Honours projects in 2015

Tracking multiple objects with UAV and 360º cameras

Prerequisites: Coding skills in C/C++ are required, knowledge of MATLAB a plus

The Reconfigurable Computing Lab is offering two related honours research projects that involve collecting video data with a quad-copter mounted camera or with a 360º Bublcam for use in multi-object tracking. Visual tracking systems work by adaptively learning an object’s position, velocity and shape. The following video demonstrates the capabilities of the CACTuS-FL visual tracker:

Projects:

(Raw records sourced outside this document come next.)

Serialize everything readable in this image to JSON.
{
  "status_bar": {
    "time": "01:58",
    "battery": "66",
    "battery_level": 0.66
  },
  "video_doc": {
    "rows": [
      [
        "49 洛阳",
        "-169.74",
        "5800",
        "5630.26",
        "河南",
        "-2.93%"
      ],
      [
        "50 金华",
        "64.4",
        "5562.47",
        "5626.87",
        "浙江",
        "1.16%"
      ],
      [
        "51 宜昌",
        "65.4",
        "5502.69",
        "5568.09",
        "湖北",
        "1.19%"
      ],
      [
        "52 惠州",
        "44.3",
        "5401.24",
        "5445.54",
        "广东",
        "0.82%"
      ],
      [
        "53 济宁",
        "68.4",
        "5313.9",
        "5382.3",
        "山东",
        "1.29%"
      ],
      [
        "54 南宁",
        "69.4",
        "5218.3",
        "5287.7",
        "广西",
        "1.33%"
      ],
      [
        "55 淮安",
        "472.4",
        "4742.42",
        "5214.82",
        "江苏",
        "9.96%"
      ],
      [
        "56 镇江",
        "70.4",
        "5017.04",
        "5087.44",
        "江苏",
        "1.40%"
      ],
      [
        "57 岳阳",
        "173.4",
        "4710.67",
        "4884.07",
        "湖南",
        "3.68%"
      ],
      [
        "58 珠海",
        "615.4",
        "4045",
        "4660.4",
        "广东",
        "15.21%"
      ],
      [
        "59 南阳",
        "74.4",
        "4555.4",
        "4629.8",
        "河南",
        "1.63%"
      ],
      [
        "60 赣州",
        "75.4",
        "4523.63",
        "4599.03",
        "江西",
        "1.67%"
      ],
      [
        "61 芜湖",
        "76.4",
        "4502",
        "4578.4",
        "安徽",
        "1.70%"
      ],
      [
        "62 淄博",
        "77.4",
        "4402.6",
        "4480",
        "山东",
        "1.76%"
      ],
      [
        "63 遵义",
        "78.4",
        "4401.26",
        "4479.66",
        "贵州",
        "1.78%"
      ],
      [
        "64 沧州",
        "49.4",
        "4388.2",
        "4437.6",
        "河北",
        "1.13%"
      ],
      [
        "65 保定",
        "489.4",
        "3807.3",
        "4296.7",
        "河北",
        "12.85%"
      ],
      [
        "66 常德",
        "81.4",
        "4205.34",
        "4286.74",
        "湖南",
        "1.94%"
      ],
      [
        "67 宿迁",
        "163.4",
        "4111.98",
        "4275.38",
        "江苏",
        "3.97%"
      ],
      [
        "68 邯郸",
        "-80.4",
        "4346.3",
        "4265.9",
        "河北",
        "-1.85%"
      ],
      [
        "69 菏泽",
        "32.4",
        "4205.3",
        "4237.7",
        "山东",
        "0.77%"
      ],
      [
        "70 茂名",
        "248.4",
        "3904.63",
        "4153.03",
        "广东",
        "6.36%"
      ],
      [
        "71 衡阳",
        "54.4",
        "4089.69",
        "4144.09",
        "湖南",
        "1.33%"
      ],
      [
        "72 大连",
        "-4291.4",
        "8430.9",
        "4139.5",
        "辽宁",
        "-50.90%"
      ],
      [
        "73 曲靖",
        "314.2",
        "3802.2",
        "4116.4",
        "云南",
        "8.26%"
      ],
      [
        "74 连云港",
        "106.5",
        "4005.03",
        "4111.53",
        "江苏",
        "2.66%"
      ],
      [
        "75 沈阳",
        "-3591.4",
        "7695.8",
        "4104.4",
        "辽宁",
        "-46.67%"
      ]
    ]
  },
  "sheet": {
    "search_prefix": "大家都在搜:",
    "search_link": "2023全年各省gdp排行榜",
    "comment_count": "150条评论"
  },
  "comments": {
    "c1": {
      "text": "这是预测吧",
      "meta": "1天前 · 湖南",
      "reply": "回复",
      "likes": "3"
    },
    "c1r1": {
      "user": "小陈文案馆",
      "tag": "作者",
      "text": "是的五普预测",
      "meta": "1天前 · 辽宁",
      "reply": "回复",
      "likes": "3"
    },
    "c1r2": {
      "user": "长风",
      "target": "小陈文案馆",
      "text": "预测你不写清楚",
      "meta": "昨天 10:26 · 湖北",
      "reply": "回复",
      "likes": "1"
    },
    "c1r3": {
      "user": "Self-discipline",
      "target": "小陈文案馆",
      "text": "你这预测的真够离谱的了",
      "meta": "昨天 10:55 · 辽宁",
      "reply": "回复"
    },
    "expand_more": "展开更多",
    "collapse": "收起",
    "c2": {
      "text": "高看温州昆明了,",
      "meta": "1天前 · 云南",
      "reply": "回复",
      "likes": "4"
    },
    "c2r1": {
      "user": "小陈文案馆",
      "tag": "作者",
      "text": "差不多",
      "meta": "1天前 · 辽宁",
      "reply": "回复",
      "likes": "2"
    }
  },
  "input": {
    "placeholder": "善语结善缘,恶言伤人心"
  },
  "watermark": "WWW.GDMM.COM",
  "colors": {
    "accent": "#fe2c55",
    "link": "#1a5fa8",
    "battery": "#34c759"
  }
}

Panormamic vision: tracking multiple objects with a 360º camera
New data sets for visual tracking will be obtained using a 360º (full spherical) field of view Bublcam (http://www.bublcam.com). The project involves collecting positional and video data, interfacing with the camera via its API, generating ground truth annotations (e.g. bounding boxes around each object of interest), and applying multi-object tracking software to the data. An additional objective will be the development of new semi-automated ground truth annotation tools.
Video Deblurring for Unmanned Aerial Vehicles
Video captured from unmanned aerial vehicles (UAVs) often suffers from motion blur due to movement (see [1] for examples). The objective for this project is to investigate motion deblur and video stabilisation techniques for UAVs. The student will initially be provided with a pre-recorded video captured on a UAV and will apply deblurring algorithms such as [2] to improve video quality. The student will then apply the deblurring algorithm to an off-the-shelf quad-copter and a head mounted display in order to demonstrate an improved First-person view (FPV) video.
 [1]   Jinhai Cai, and Ivan Lee, “The stitching of aerial videos from UAVs,” 2013 28th International Conference of Image and Vision Computing New Zealand (IVCNZ), pp.448-452, 27-29 Nov. 2013 doi: 10.1109/IVCNZ.2013.6727056
[2]   Sunghyun Cho, Jue Wang, and Seungyong Lee, “Video deblurring for hand-held cameras using patch-based synthesis.” ACM Transactions on Graphics (TOG) 31.4 (2012): 64